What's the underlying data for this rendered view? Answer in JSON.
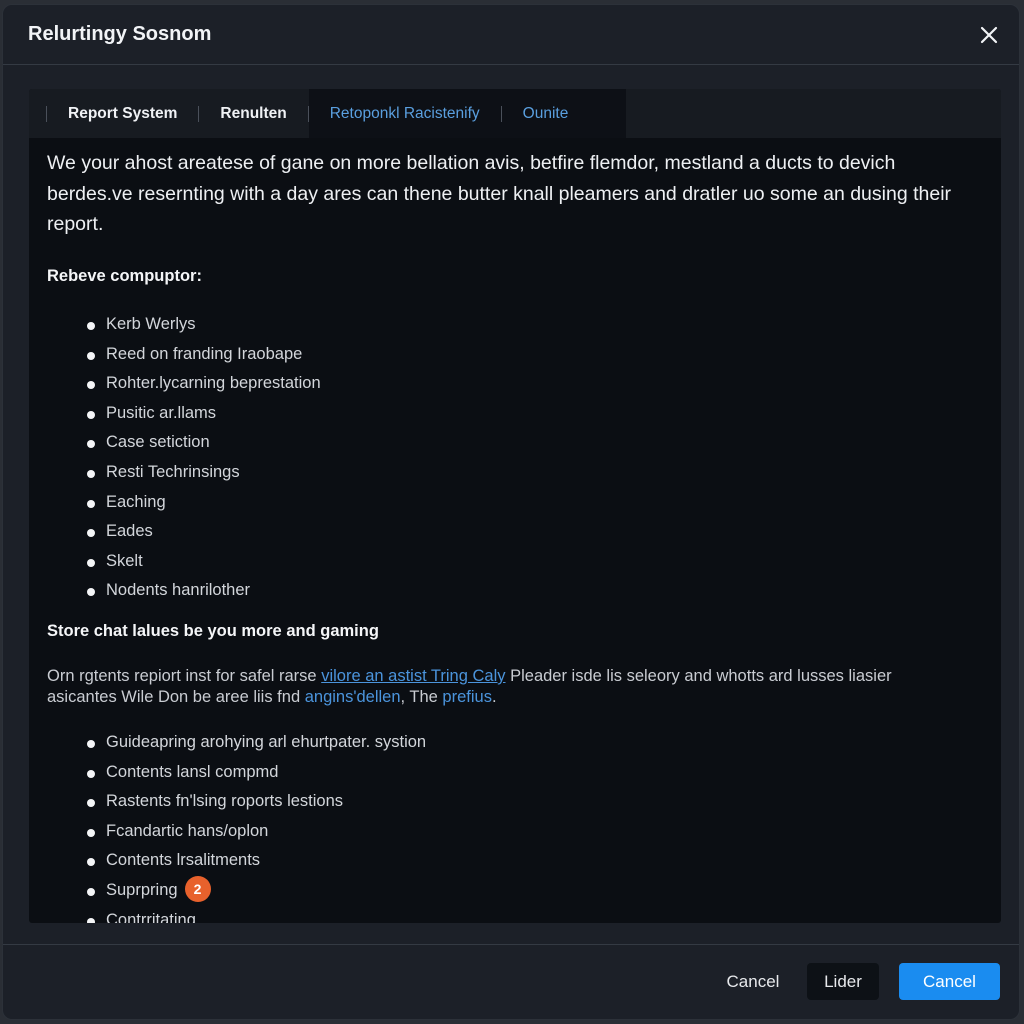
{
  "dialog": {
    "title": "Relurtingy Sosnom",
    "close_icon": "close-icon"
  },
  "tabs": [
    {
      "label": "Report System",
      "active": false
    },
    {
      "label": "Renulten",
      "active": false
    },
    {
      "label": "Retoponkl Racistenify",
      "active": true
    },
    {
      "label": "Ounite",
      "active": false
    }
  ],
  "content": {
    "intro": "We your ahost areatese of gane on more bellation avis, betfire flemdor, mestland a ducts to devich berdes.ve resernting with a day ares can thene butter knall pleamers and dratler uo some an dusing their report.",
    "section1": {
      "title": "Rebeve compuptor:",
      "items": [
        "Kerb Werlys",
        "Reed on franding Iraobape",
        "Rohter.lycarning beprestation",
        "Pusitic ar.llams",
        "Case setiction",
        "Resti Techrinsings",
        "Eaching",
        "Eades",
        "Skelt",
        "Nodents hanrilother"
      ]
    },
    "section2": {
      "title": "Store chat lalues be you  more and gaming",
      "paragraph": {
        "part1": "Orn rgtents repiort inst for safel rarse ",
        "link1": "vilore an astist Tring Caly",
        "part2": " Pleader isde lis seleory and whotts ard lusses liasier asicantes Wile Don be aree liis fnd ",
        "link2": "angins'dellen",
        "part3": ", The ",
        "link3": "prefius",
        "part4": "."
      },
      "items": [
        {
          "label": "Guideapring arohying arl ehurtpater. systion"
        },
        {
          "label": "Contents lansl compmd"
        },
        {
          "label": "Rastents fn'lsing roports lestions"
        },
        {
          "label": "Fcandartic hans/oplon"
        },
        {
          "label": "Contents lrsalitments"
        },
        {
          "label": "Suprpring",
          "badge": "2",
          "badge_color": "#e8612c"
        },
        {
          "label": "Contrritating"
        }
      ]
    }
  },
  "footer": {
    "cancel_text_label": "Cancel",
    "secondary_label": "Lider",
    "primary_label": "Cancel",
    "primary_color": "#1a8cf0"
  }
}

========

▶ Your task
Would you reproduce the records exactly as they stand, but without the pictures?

▶ Task result
What's the underlying data for this rendered view? Answer in JSON.
{
  "dialog": {
    "title": "Relurtingy Sosnom",
    "close_icon": "close-icon"
  },
  "tabs": [
    {
      "label": "Report System",
      "active": false
    },
    {
      "label": "Renulten",
      "active": false
    },
    {
      "label": "Retoponkl Racistenify",
      "active": true
    },
    {
      "label": "Ounite",
      "active": false
    }
  ],
  "content": {
    "intro": "We your ahost areatese of gane on more bellation avis, betfire flemdor, mestland a ducts to devich berdes.ve resernting with a day ares can thene butter knall pleamers and dratler uo some an dusing their report.",
    "section1": {
      "title": "Rebeve compuptor:",
      "items": [
        "Kerb Werlys",
        "Reed on franding Iraobape",
        "Rohter.lycarning beprestation",
        "Pusitic ar.llams",
        "Case setiction",
        "Resti Techrinsings",
        "Eaching",
        "Eades",
        "Skelt",
        "Nodents hanrilother"
      ]
    },
    "section2": {
      "title": "Store chat lalues be you  more and gaming",
      "paragraph": {
        "part1": "Orn rgtents repiort inst for safel rarse ",
        "link1": "vilore an astist Tring Caly",
        "part2": " Pleader isde lis seleory and whotts ard lusses liasier asicantes Wile Don be aree liis fnd ",
        "link2": "angins'dellen",
        "part3": ", The ",
        "link3": "prefius",
        "part4": "."
      },
      "items": [
        {
          "label": "Guideapring arohying arl ehurtpater. systion"
        },
        {
          "label": "Contents lansl compmd"
        },
        {
          "label": "Rastents fn'lsing roports lestions"
        },
        {
          "label": "Fcandartic hans/oplon"
        },
        {
          "label": "Contents lrsalitments"
        },
        {
          "label": "Suprpring",
          "badge": "2",
          "badge_color": "#e8612c"
        },
        {
          "label": "Contrritating"
        }
      ]
    }
  },
  "footer": {
    "cancel_text_label": "Cancel",
    "secondary_label": "Lider",
    "primary_label": "Cancel",
    "primary_color": "#1a8cf0"
  }
}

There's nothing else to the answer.